Strength and openness to you, mama.
Originally Posted by indiegirl
Don't wait to purchase insurance, talk to your school district today.
Mom to 10yo Autistic Wonder Boy and 6yo Inquisitive Fireball Girl . December birthdays.
He also has severe allergies, will need glasses, and braces. . . And lets not forget, he is also EXTREMELY BRIGHT.
Sometimes we get so wrapped up in problems, we forget the other stuff ( I know I do!)
I will chat more later when the twins are down.
They're not typos. . . I can't spell!
i also wanted to say i have worked with the deaf community in the past and not until u enter their world would u know their world is just like ours - dancing and everything - just without sound.
i also want you to keep an eye out on some 'special powers' your son might have. it will amaze you how the other senses are much more heightened to deal with the loss of one.
I used to date a guy who's parents were deaf. Through him and his family, I learned so much about the deaf community. I even got familiar enough with ASL that I could do some basic interpretation at my church (mostly songs that I could practice somewhat beforehand-the ex would then interpret the message).
All the best to you in this journey. I know of quite a few resources here, but that wouldn't help you much there.
So, I say, get that kid aids as soon as possible!!! I am excited to hear about what kind of programs you are finding in your area.
crazy that you moved away from the school for the deaf just a few months ago!!! Something special must be meant for you where you are now.
I moved a year ago away from the neighborhood that our miss lou here just moved to! and I sure need you lou!! I swear, when the taxes are done, I will come to see you. soooon. (Now I live way across town) But wow, my very own attachment parenting deaf mama. that is a very very very special treat.
Anyway, my kid is deaf. she is just barely 3. and started riding the school bus to school the day after her birthday! crazy! Even though the school is very structured and they sign, god forbid, SEE there, I do believe dd is getting great benefit from going. She has grown up so much in the past two months (I mean in a good way, signing more, talking more, understanding more, counting, excited about letters, etc)
So, jesilynn, I am so excited for you to find some great services.
Your local children's hospital (do you have one?) could also be a wealth of resources - at least tell you what your options are. Beware, for our children's hospital is very one- sided - but, so are the ASL people. Everyone is one-sided. And I HIGHLY reccomend listening to all sides, thoroughly, at least once. I made the mistake of camping out on one side and I feel like we missed some good opportunity. One thing you learn with a special needs kid is to NEVER let your stubborn opinion get in the way of getting your kid what they need. (my stubbornness has gotten me into way more trouble than anything else)
love to you, Jennifer

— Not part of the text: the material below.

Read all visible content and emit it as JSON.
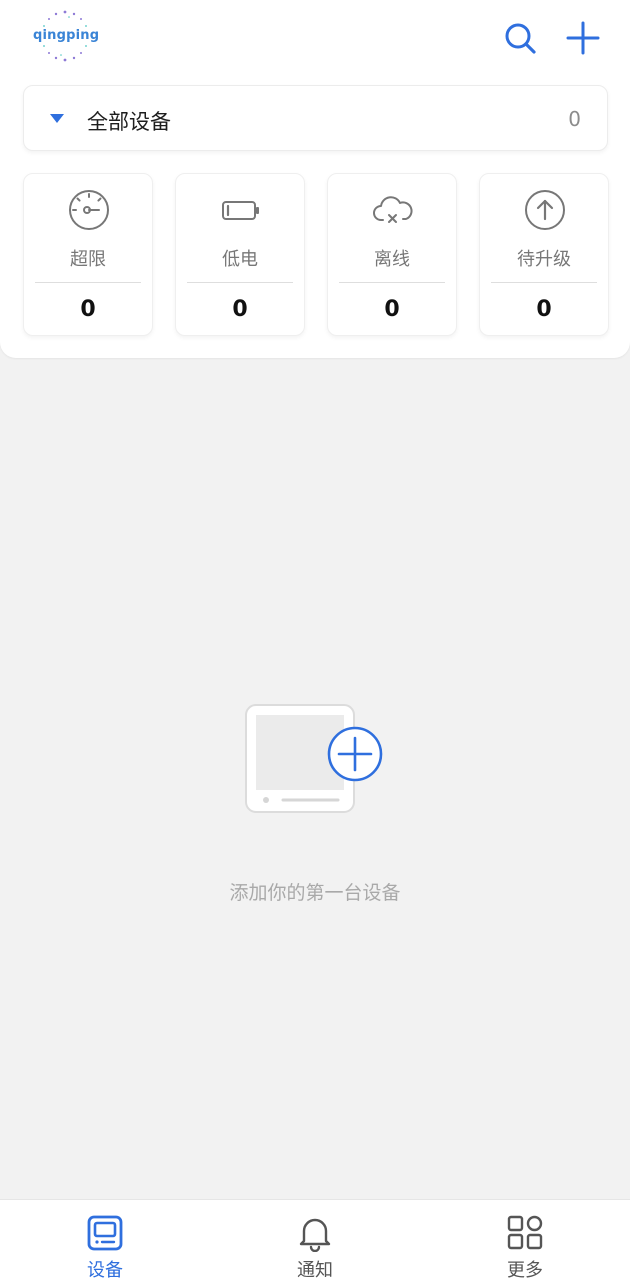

and twin babies too - almost a year old? wow!
How are you hanging in there?
I will be posting an updaye in the next feew days
I am on to some very good leads, and one of them is 5 blocks from my house, so we will see
I am taking ds to the deaf center here in town to see what they have to ofer and the whole family is signing up for ASL classes